## REQUIRED WORK:
From the entries, return every line where the string "Aguardando" shows up.

------------------------------------------------

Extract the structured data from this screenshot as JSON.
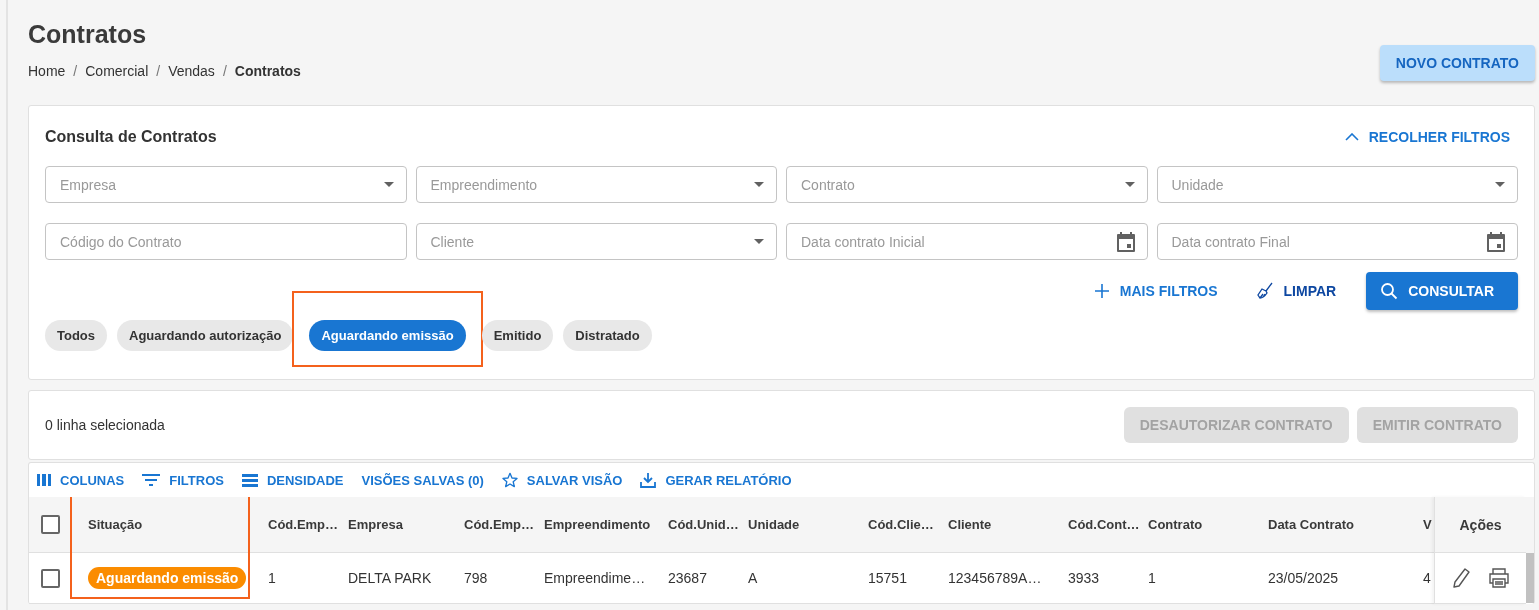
{
  "page": {
    "title": "Contratos",
    "separator": "/",
    "breadcrumb": [
      {
        "label": "Home",
        "current": false
      },
      {
        "label": "Comercial",
        "current": false
      },
      {
        "label": "Vendas",
        "current": false
      },
      {
        "label": "Contratos",
        "current": true
      }
    ],
    "new_button": "NOVO CONTRATO"
  },
  "filters": {
    "title": "Consulta de Contratos",
    "collapse": "RECOLHER FILTROS",
    "fields": [
      {
        "kind": "select",
        "placeholder": "Empresa"
      },
      {
        "kind": "select",
        "placeholder": "Empreendimento"
      },
      {
        "kind": "select",
        "placeholder": "Contrato"
      },
      {
        "kind": "select",
        "placeholder": "Unidade"
      },
      {
        "kind": "text",
        "placeholder": "Código do Contrato"
      },
      {
        "kind": "select",
        "placeholder": "Cliente"
      },
      {
        "kind": "date",
        "placeholder": "Data contrato Inicial"
      },
      {
        "kind": "date",
        "placeholder": "Data contrato Final"
      }
    ],
    "more": "MAIS FILTROS",
    "clear": "LIMPAR",
    "search": "CONSULTAR",
    "chips": [
      {
        "label": "Todos",
        "selected": false,
        "highlighted": false
      },
      {
        "label": "Aguardando autorização",
        "selected": false,
        "highlighted": false
      },
      {
        "label": "Aguardando emissão",
        "selected": true,
        "highlighted": true
      },
      {
        "label": "Emitido",
        "selected": false,
        "highlighted": false
      },
      {
        "label": "Distratado",
        "selected": false,
        "highlighted": false
      }
    ]
  },
  "selection": {
    "count": "0 linha selecionada",
    "buttons": [
      {
        "label": "DESAUTORIZAR CONTRATO",
        "disabled": true
      },
      {
        "label": "EMITIR CONTRATO",
        "disabled": true
      }
    ]
  },
  "toolbar": [
    {
      "kind": "columns",
      "label": "COLUNAS"
    },
    {
      "kind": "filter",
      "label": "FILTROS"
    },
    {
      "kind": "density",
      "label": "DENSIDADE"
    },
    {
      "kind": "plain",
      "label": "VISÕES SALVAS (0)"
    },
    {
      "kind": "star",
      "label": "SALVAR VISÃO"
    },
    {
      "kind": "download",
      "label": "GERAR RELATÓRIO"
    }
  ],
  "table": {
    "header_checked": false,
    "actions_label": "Ações",
    "columns": [
      {
        "label": "Situação",
        "highlighted": true
      },
      {
        "label": "Cód.Emp…",
        "highlighted": false
      },
      {
        "label": "Empresa",
        "highlighted": false
      },
      {
        "label": "Cód.Emp…",
        "highlighted": false
      },
      {
        "label": "Empreendimento",
        "highlighted": false
      },
      {
        "label": "Cód.Unid…",
        "highlighted": false
      },
      {
        "label": "Unidade",
        "highlighted": false
      },
      {
        "label": "Cód.Clie…",
        "highlighted": false
      },
      {
        "label": "Cliente",
        "highlighted": false
      },
      {
        "label": "Cód.Cont…",
        "highlighted": false
      },
      {
        "label": "Contrato",
        "highlighted": false
      },
      {
        "label": "Data Contrato",
        "highlighted": false
      },
      {
        "label": "V",
        "highlighted": false
      }
    ],
    "rows": [
      {
        "checked": false,
        "color": "#fb8c00",
        "cells": [
          "Aguardando emissão",
          "1",
          "DELTA PARK",
          "798",
          "Empreendime…",
          "23687",
          "A",
          "15751",
          "123456789A…",
          "3933",
          "1",
          "23/05/2025",
          "4"
        ]
      }
    ]
  }
}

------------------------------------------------

## EXPECTED ANSWER:
        "label": "Aguardando autorização",
        "label": "Aguardando emissão",
          "Aguardando emissão",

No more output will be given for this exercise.